Elon Musk is once again grabbing the public’s attention, but this time it’s not about grandiose ideas centered on a 200-year-old concept of Hyperloop public transport by pneumatic tubes. This time it’s about something that matters: convincing American drivers that they need not worry about running out of battery power in the middle of South Dakota.
On Thursday morning the founder of SpaceX and Tesla (NASDAQ:TSLA) tweeted that he would be taking a family road trip across the United States in his critically acclaimed Tesla Model S, in an effort to show America that his company is working hard to overcome the range anxiety that is keeping many car buyers from embracing the gospel of electric-only transport.
Musk didn’t offer many details, except to say his 3,200-mile, six-day itinerary has been planned out. When this trip will take place and by what route is a matter of speculation.
This won’t be the first time someone has driven a Tesla coast to coast – Telsa owner Bill Clarke of Maryland won that crown when he drove from San Francisco to D.C. last year, which he chronicled on his blog.

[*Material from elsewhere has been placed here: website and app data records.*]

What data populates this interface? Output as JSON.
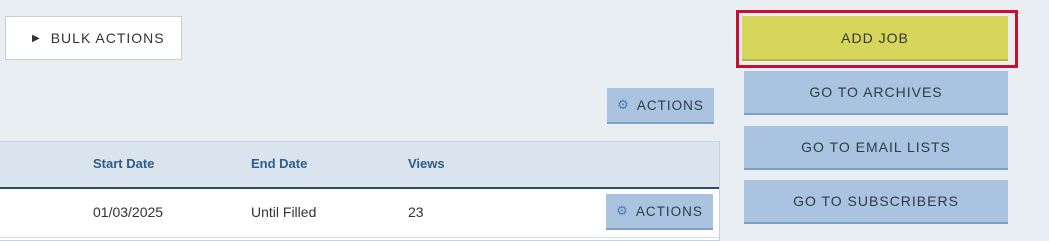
{
  "toolbar": {
    "bulk_actions_label": "BULK ACTIONS",
    "actions_label": "ACTIONS"
  },
  "sidebar": {
    "add_job_label": "ADD JOB",
    "go_to_archives_label": "GO TO ARCHIVES",
    "go_to_email_lists_label": "GO TO EMAIL LISTS",
    "go_to_subscribers_label": "GO TO SUBSCRIBERS"
  },
  "table": {
    "columns": [
      "Start Date",
      "End Date",
      "Views"
    ],
    "rows": [
      {
        "start_date": "01/03/2025",
        "end_date": "Until Filled",
        "views": "23",
        "actions_label": "ACTIONS"
      }
    ]
  },
  "colors": {
    "add_job": "#d6d65a",
    "secondary_button": "#a9c3e0",
    "focus_outline": "#c8102e",
    "header_text": "#2d5d88"
  },
  "icons": [
    "play-icon",
    "gear-icon"
  ]
}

But Musk’s family trip will be different. When Clarke did his cross-country trip he used Tesla’s NEMA adapters that allowed him to charge using various methods, such as electrical outlets at RV parks. Musk plans to showcase his Superchargers.
“Elon is planning a road trip from L.A. to N.Y. in his Model S using the Tesla Supercharger network,” Tesla spokesman Alexis Georgeson told International Business Times by email on Thursday, referring to the company’s expanding network of proprietary charging stations. “He will only be charging at Tesla Supercharger stations on his trip (not utilizing public charging stations therefore he will not need to bring an adaptor).”
To do that anytime soon, Musk will have to stick to a route that will take him out of Los Angeles, up to Utah and northwestern Colorado. After that, his itinerary will have to follow a narrow corridor through Wyoming, South Dakota, and southern Minnesota on his way to Chicago. After that, Musk’s options expand; he could even taunt Detroit on a pass into Canada and back into upstate New York, or just barrel on through Pennsylvania and New Jersey into the Big Apple.
As to when this could happen, it depends on how quickly the Supercharger stations are up and running in the central part of this route. This map from Tesla’s website (above) shows a lot of gray dots between California and Wisconsin/Illinois into the winter. We can probably assume Musk has made those stations high priorities to be ready by the end of the year—if not sooner.